“In the case of Williams, the San Francisco nonprofit director, thieves hacked the email account of the organization’s bookkeeper, then inserted themselves into a long email thread, sent messages asking to change the wire payment instructions for a grant recipient, and made off with $650,000,” Suderman says. More…
Business, Online Services, and HR-Related Messages Get the Most Clicks
Business phishing emails remain the highest-clicked category around the world. This category contains typical communication that employees might receive. The subjects of these emails include fake invoices, purchase orders, requests for information, shared files, and more. Online Services includes messages that claim to be from well-known companies and most of the time contain spoofed domains of popular websites within the email copy.

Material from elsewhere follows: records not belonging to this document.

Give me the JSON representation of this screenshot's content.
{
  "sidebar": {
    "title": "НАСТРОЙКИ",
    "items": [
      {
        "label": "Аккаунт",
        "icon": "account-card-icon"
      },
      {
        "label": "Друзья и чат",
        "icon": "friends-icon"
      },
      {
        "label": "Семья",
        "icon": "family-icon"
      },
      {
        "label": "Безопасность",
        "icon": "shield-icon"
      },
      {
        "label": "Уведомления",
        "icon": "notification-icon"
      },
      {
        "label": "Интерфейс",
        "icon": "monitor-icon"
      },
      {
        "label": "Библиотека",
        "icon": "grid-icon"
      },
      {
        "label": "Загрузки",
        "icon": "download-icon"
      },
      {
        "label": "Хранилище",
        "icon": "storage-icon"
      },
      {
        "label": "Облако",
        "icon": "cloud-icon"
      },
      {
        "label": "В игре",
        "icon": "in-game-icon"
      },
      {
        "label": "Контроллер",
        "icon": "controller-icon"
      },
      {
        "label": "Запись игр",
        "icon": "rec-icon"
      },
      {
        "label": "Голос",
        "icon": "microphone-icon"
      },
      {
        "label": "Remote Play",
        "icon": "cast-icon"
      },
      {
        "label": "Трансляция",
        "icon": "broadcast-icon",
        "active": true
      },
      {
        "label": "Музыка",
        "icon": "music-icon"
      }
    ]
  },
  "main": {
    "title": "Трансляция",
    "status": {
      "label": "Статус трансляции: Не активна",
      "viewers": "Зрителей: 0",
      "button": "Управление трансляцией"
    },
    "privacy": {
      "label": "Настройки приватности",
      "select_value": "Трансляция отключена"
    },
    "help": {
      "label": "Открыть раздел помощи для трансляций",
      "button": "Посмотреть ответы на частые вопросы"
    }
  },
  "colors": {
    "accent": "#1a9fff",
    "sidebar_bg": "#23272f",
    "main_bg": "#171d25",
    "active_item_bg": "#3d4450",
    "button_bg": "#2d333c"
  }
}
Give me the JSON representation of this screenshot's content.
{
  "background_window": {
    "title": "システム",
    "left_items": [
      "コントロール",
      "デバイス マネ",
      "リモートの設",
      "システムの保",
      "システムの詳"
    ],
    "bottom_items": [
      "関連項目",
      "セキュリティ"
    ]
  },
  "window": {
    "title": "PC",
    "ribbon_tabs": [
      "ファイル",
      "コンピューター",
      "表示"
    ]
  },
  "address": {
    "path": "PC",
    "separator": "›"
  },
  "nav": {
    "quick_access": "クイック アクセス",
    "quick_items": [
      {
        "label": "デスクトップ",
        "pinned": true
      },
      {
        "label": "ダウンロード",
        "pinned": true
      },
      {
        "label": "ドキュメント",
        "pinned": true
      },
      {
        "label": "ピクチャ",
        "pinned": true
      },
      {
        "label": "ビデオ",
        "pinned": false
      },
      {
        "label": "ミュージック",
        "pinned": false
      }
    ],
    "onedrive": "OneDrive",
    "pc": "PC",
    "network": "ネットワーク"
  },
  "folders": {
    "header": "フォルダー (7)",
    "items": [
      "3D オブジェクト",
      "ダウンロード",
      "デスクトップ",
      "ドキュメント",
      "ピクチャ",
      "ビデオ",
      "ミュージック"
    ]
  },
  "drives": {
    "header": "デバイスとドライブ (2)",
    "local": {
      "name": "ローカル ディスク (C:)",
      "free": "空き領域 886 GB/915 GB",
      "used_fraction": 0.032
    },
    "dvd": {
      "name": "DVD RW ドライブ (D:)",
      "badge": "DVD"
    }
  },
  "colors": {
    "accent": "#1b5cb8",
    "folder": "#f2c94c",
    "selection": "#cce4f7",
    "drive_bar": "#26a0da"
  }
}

HR-related messages could potentially affect daily work and spoof the users’ own domain with an “HR” mailbox name. The common thread is that the emails convey a sense of urgency and entice users to take an action.
Holiday Schedule Changes and Gift Notifications Trigger an Emotional Response
In our latest quarterly phishing report, we found that holiday-themed emails were the most tempting for employees to click on. HR-related messages such as a change in the schedule for the holidays likely piqued interest from employees to see if they would receive an extra day off or shortened work schedule due to the holidays.
It is important to remember that cybercriminals utilize various tactics such as preying on people’s emotions when executing their malicious scams. Remaining vigilant and adopting a heightened sense of suspicion around emails that trigger an emotional response can end up preventing a detrimental cybersecurity attack.”
See the Full Infographic with Top Messages in Each Category for Last Quarter:
Phishing attacks aimed at stealing LinkedIn account credentials surged during the first quarter of 2022, says Check Point Research.
For the first quarter of 2022, LinkedIn accounted for 52% of all phishing-related attempts analyzed by Check Point across the world. Its position at the top of the rankings revealed a major increase from the previous quarter when LinkedIn was in fifth position, accounting for only 8% of all phishing attempts. During the quarter, LinkedIn snagged the top spot from DHL, which dropped to second place, appearing in 14% of all attempts.
Beyond LinkedIn and DHL, other brands that appeared on the list included Google, Microsoft, FedEx, WhatsApp, Amazon, Maersk, AliExpress and Apple. The exploitation of LinkedIn is part of a larger strategy in which attackers are leveraging social networks ahead of shipping companies like DHL and technology players like Google and Microsoft. More…